So what does this all mean? Cross-domain Policy File Specification. Note: This version of the spec is out of date.

Cross-domain Policy File Specification

For the most up to date version, see Updates: March 22, 2008 Added Sockets flowchart March 24, 2008 Removed www from master policy file URL examples Small spelling/plural/etc. edits March 28, 2008 Added #IMPLIED to to-ports in inline DTD Included question TODO on last domain matching example Version [ Document version 0.2. Contents Introduction A cross-domain policy file is a XML document that grants a web client, such as Adobe Flash Player, permission to handle data across multiple domains. Policy files are also used with sockets to grant permissions for socket-based connections. The most common location for a policy file on a server is in the root directory of a domain with the file name crossdomain.xml (e.g. -- the default location that clients check when a policy file is required. The site-control element here specifies that only this master policy file should be considered valid on this domain. Schemas Table 2.1: Schema links cross-domain-policy. Flash framerate « Craftymind.

In 2005 Ted Patrick posted a great article on the frame execution model inside the Flash Player that he dubbed the ‘elastic racetrack‘.

flash framerate « Craftymind

It’s served as a great reference for me over the years to help understand how code execution and rendering were balanced within the processing of a frame. Since the introduction of Flash Player 9 and the new AVM2, I’ve noticed a few changes to the elastic racetrack model and thought I’d share them. This information is based on research into Flash player internals as well as observations I’ve made playing around with the event and rendering model, but the full model hasn’t been confirmed by Adobe engineers. The basic premise of the original elastic racetrack is still the same. Given a specific frame rate to operate on, the Flash player will devote the first segment of the frame to execute code, and the second segment to render display objects.
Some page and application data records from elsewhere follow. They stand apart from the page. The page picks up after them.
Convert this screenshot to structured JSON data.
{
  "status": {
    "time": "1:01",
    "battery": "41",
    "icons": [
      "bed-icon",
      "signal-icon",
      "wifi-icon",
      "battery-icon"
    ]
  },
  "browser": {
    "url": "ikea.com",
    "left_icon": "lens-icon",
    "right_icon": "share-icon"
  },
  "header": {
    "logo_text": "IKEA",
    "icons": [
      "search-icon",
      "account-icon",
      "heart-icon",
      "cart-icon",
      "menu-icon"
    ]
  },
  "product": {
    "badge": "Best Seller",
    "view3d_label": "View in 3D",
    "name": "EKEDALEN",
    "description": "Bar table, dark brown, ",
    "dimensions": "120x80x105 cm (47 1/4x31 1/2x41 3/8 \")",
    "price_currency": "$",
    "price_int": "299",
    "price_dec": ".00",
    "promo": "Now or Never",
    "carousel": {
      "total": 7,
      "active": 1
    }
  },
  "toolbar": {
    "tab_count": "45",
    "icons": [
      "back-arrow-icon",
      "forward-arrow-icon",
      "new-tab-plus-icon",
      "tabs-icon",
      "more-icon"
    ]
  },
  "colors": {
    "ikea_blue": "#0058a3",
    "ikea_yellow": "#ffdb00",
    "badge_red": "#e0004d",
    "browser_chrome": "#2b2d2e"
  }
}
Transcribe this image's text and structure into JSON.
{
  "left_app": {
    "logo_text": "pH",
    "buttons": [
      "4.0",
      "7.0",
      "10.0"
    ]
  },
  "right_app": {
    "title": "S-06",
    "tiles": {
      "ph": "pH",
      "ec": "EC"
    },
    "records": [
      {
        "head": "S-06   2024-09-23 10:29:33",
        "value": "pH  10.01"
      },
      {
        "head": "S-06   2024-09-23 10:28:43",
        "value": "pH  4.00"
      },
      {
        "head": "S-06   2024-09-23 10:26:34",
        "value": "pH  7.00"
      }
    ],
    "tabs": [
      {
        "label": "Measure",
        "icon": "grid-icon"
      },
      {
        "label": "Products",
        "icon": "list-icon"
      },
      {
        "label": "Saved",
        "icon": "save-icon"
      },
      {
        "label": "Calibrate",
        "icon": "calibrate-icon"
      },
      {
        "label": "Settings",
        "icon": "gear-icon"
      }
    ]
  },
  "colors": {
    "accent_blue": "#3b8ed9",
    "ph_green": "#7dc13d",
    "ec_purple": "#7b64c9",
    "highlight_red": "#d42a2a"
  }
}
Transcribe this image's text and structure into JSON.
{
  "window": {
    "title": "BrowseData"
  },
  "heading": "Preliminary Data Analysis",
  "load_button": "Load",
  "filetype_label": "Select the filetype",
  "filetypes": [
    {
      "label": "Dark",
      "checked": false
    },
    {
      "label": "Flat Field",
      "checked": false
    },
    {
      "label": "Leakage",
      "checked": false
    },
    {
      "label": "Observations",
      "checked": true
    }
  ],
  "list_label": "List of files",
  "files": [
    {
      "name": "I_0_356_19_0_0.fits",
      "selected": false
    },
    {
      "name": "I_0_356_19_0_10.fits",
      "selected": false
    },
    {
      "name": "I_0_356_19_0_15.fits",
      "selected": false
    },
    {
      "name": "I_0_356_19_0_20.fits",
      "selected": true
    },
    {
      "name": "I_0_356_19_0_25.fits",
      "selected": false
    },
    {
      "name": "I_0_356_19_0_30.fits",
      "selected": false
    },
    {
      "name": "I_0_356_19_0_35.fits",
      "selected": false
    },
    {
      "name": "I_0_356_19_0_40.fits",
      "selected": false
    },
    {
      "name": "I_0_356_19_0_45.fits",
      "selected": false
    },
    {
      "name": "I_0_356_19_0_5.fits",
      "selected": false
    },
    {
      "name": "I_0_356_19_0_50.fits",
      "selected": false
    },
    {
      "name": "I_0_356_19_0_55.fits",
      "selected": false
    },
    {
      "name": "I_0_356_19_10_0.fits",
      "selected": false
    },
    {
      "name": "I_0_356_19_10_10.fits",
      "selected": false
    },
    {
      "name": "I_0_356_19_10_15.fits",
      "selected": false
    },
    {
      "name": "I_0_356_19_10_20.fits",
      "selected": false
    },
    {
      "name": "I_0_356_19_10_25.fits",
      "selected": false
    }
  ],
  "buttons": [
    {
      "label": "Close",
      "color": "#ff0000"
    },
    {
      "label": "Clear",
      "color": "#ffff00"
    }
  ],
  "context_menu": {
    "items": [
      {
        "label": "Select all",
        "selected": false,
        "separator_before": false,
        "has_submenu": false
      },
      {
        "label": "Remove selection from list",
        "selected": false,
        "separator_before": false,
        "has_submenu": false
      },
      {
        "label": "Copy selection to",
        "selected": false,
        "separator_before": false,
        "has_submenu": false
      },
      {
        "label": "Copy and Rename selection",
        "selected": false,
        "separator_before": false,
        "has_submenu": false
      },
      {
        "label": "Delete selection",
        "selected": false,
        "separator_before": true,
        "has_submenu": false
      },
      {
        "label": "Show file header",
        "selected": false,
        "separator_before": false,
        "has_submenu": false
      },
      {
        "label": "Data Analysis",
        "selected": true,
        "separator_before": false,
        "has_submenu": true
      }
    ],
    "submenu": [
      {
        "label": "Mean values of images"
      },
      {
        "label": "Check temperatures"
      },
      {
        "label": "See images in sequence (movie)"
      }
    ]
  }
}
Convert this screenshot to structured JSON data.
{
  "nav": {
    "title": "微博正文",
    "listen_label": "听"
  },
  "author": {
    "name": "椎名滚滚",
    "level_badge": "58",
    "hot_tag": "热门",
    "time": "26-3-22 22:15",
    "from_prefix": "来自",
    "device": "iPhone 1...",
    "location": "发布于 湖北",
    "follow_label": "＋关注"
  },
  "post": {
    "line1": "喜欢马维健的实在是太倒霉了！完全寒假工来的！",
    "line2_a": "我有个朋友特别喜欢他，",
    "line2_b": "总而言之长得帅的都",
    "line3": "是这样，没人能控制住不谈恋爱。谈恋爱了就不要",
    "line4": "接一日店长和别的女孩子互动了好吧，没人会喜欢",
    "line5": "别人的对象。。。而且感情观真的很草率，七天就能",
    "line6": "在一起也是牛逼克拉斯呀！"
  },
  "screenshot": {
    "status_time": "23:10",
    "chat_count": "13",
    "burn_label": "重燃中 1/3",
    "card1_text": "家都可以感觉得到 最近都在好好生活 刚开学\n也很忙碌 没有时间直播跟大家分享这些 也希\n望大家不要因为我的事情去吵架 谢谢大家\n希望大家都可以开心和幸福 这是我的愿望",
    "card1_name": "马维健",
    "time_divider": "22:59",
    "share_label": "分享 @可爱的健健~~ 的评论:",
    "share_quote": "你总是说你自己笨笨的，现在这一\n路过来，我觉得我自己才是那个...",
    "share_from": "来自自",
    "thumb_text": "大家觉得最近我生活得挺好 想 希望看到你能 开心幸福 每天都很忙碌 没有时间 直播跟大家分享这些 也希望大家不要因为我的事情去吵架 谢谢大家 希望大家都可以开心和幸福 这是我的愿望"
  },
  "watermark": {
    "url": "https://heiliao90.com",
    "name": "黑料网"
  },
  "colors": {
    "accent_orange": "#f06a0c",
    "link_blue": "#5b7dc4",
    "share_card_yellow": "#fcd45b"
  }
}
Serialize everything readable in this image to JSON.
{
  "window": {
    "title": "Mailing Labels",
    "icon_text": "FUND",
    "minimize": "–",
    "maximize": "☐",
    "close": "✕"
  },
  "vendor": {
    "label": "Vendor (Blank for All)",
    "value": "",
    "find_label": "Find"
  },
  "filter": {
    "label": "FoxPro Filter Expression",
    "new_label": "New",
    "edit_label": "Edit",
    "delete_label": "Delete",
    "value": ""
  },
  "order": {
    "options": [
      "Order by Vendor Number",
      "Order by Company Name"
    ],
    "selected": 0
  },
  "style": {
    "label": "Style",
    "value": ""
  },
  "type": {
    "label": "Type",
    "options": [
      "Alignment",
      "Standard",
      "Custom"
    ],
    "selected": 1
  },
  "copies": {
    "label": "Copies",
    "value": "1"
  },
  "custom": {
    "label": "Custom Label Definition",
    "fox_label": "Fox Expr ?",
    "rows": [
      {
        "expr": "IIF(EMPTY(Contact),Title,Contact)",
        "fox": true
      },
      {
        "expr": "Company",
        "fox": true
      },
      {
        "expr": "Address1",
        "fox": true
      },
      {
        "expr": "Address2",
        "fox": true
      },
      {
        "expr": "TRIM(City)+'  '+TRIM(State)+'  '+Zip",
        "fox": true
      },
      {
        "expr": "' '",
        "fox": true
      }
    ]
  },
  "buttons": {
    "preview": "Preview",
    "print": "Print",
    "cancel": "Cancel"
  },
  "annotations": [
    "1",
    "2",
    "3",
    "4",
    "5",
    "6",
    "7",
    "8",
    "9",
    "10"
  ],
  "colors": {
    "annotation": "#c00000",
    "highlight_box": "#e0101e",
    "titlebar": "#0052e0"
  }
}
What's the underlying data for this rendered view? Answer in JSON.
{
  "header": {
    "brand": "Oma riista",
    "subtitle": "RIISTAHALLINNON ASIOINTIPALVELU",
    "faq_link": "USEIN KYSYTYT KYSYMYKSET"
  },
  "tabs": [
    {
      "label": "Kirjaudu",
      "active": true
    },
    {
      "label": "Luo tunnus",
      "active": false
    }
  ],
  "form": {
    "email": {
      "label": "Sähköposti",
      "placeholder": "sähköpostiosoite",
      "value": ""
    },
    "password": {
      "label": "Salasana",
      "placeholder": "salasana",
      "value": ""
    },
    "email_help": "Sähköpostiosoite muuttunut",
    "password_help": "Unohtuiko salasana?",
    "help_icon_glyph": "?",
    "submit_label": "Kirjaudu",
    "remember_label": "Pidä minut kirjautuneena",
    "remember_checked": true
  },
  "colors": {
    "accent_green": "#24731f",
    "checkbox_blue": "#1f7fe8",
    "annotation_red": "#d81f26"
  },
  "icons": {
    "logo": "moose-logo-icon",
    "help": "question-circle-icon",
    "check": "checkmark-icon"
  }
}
AVM2 is controlled by what I’m going to call the Marshal.

So what does this all mean?